§ What is needed
Read the records below and report each line in which "JSON" occurs.

§ Data for analysis

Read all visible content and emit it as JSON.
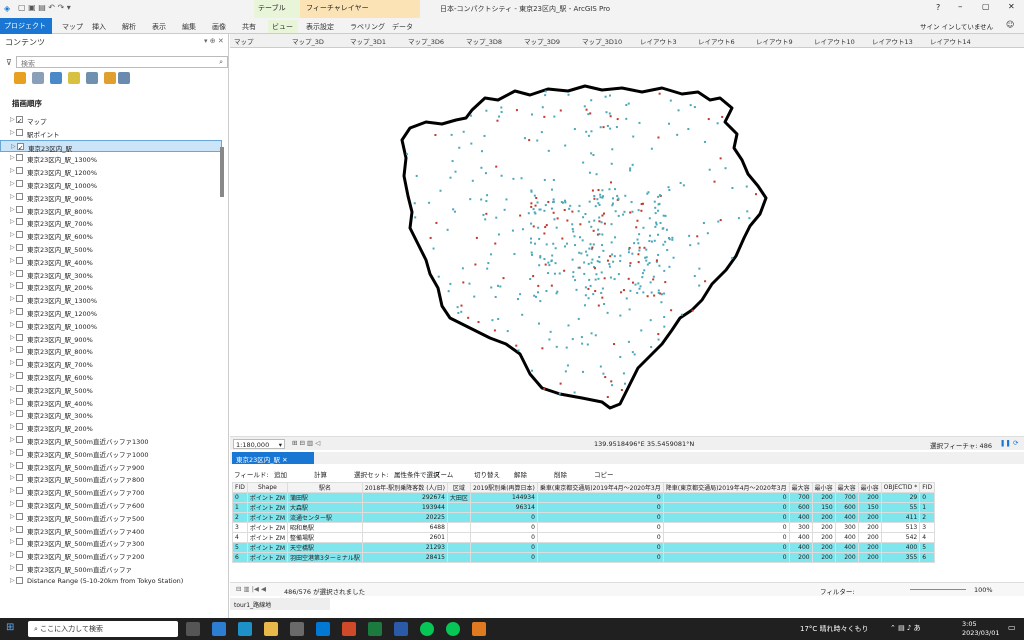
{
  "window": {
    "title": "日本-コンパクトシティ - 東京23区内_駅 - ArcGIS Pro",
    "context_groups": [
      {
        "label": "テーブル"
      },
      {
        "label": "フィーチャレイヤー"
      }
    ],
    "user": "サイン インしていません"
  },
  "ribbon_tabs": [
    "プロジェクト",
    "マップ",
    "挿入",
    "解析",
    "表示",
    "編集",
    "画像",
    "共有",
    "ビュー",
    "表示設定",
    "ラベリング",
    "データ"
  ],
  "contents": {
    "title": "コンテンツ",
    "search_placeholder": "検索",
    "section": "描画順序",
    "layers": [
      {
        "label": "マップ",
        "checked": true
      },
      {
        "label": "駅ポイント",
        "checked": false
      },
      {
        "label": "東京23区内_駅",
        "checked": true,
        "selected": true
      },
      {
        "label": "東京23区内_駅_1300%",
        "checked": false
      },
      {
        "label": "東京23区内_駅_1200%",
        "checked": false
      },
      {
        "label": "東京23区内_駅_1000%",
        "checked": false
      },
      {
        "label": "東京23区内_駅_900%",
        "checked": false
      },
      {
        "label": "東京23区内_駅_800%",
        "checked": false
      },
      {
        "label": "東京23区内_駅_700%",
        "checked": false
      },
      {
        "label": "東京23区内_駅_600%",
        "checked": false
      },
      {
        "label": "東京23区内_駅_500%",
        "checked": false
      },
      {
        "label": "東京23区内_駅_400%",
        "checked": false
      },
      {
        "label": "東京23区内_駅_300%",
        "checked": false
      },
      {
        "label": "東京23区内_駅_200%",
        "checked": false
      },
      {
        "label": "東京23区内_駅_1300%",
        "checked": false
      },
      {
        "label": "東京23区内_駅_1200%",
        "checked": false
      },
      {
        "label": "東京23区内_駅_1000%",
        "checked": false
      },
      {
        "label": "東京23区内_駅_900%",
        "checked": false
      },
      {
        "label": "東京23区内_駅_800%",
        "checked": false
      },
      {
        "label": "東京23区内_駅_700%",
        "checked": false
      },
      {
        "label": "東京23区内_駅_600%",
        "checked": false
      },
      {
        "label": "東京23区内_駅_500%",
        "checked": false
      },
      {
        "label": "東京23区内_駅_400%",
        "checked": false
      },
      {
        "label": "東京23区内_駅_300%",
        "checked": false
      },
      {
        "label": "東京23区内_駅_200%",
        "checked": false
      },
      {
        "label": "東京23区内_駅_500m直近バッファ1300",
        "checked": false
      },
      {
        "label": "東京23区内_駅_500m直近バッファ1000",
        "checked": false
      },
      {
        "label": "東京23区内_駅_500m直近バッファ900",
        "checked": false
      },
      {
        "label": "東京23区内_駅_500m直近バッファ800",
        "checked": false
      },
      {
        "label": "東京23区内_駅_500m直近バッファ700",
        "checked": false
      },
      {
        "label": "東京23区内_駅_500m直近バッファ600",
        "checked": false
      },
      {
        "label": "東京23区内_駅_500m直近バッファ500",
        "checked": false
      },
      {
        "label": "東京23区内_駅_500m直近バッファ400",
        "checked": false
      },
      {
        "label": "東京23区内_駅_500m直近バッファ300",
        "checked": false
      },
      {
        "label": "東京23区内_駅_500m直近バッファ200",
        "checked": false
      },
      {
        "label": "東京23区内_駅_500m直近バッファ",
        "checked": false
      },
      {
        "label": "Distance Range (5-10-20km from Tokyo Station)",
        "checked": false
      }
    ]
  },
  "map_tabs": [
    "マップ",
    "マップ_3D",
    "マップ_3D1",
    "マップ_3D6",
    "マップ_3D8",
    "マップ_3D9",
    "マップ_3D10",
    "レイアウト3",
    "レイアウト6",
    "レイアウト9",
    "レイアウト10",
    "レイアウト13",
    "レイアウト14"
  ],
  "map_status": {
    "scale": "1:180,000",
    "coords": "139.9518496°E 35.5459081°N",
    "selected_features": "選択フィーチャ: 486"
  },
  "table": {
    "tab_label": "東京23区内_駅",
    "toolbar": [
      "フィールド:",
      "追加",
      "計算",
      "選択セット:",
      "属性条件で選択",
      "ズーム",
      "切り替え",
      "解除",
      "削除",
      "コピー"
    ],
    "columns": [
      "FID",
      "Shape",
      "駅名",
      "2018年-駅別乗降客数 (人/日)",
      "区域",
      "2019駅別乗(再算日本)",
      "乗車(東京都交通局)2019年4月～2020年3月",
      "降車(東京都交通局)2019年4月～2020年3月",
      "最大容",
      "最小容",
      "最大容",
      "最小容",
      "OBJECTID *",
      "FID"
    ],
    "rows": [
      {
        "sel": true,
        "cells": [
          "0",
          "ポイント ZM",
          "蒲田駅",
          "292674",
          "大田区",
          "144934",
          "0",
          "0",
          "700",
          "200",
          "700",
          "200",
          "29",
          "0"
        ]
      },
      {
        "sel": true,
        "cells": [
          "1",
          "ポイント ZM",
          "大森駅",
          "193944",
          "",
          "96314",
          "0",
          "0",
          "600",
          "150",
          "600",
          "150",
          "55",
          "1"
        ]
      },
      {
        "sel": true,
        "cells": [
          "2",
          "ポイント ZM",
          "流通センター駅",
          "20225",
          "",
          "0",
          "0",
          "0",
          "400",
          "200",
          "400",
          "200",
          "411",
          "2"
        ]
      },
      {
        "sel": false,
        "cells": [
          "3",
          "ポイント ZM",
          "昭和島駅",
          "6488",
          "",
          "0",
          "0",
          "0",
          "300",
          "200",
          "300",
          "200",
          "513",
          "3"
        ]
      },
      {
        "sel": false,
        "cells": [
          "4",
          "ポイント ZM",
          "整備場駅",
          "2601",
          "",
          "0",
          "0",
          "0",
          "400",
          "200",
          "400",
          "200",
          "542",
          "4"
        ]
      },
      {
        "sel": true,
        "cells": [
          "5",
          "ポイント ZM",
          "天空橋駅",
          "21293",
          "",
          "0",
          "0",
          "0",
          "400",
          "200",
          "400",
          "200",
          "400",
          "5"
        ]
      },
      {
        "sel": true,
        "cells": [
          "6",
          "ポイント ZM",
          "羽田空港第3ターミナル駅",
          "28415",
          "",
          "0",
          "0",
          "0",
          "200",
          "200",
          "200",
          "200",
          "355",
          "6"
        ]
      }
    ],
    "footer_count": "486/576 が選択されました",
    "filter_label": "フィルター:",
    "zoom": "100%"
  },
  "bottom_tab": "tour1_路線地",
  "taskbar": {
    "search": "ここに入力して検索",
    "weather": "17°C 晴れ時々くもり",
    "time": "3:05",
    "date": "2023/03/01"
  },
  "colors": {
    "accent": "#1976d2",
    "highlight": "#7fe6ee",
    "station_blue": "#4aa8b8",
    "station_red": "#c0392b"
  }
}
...
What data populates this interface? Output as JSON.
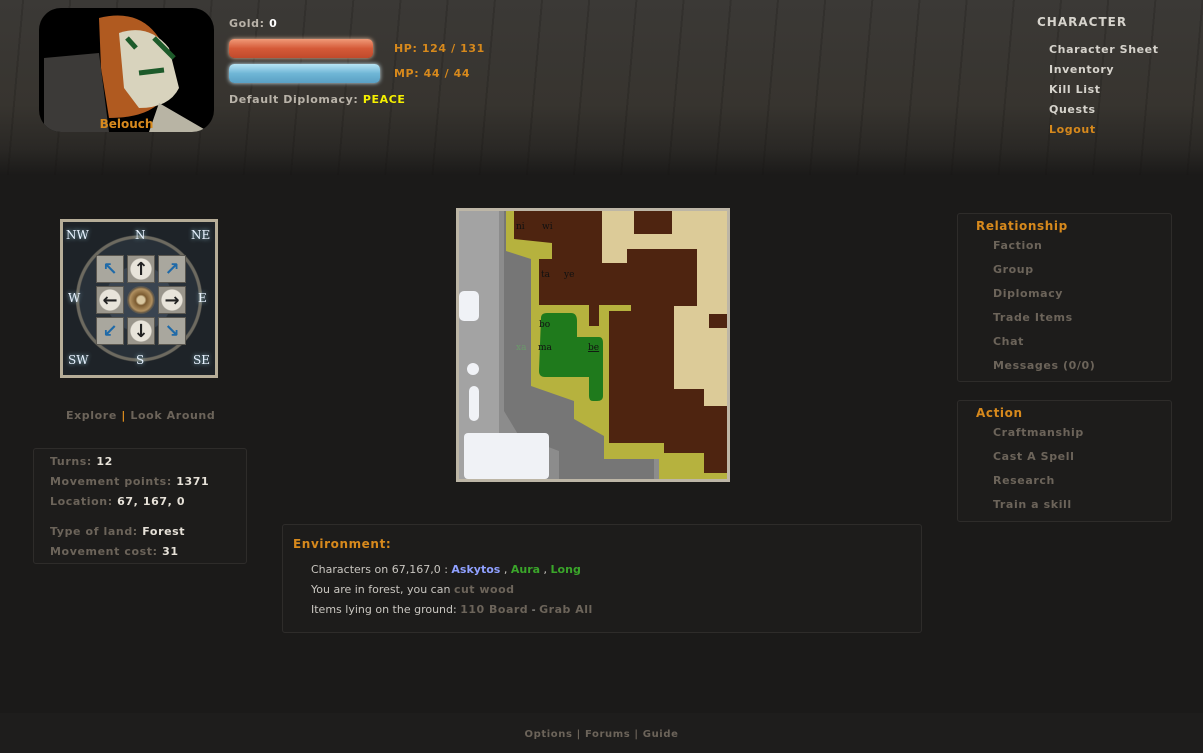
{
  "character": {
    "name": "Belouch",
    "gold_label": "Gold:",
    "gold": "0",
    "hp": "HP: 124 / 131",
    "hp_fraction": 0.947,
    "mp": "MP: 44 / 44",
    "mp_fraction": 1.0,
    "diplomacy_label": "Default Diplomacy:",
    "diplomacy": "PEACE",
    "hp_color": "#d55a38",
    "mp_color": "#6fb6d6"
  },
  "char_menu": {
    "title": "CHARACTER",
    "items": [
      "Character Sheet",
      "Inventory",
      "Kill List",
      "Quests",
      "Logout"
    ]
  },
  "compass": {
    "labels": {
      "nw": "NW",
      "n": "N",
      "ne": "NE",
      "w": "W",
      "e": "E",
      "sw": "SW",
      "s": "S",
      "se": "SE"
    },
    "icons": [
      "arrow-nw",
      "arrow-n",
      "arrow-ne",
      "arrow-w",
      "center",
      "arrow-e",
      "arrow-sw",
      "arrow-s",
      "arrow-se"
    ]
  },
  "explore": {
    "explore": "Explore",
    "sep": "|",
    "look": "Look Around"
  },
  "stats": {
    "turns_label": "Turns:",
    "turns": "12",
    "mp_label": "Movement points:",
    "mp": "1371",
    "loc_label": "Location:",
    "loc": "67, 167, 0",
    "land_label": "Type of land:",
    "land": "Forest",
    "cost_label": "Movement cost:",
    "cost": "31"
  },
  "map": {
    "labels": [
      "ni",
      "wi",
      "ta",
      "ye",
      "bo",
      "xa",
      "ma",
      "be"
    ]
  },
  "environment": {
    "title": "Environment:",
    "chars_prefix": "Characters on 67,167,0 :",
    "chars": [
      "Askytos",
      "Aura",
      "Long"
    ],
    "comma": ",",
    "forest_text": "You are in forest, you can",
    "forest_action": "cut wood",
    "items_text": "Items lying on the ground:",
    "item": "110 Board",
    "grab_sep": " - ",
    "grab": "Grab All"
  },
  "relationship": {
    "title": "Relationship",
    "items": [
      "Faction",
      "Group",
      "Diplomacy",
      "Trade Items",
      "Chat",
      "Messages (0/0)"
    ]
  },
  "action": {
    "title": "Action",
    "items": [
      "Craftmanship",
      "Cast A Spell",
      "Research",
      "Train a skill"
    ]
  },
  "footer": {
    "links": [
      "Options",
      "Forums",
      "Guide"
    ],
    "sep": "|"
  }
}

§ Solution for this exercise
Read all visible content and emit it as JSON.
What data populates this interface? Output as JSON.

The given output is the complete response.